2016-06-21 12.47.27The scenery along both routes is both beautiful and informative—the majesty of the Smoky and Rocky mountains, the grandeur of the Colorado River, the eerie Ruby Canyon which is reminiscent of the Grand Canyon, and miles and miles of industrial corn fields and ethanol production facilities on the heartland stretch, as well as orchards and occasional wind farms when you reach California.  The train riders included a wide variety of people, from families to international travelers, who, like us, wanted to experience the full length of the United States from the ground.

2016-06-21 09.38.52The conditions of travel, however, are not those of former days. This was no surprise to me as I have often traveled by train since moving to the east coast, and am familiar with both the equipment breakdowns and delays associated with Amtrak (both of which occurred on this trip, as well).  Overnight travel poses additional challenges as the sleeper car rooms –even the largest ones–are about the third the size of a cruise ship cabin, and don’t allow for much maneuvering, and parts of the track, especially on the Cardinal, are quite rough (the Zephyr route is much smoother, especially through the western states) leading to disturbed sleep.  In addition, because of the extreme heat in the west, there were stretches where the train could only go 15 miles per hour due to the expansion of the tracks and safety concerns. The food is not bad, although certainly far from the service and ambience provided in my parents’ and grandparents’ era.   For part of the trip, likely because of the medication I’m on, I was also not feeling that well, which didn’t help.
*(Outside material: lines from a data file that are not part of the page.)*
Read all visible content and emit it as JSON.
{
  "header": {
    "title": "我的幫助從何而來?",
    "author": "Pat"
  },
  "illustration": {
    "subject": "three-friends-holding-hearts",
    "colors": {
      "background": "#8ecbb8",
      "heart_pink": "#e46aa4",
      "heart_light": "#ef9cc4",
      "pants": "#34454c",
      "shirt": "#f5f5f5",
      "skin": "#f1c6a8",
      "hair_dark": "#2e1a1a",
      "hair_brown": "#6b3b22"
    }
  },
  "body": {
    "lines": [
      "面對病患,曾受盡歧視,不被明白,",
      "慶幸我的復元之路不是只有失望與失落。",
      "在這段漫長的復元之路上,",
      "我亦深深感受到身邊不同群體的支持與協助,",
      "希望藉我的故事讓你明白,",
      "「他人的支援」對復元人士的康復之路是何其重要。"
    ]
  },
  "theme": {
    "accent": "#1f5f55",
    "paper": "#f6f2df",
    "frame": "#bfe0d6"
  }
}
Despite the beautiful scenery, the hot shower and comfortable bed that awaited us in San Francisco were most welcome.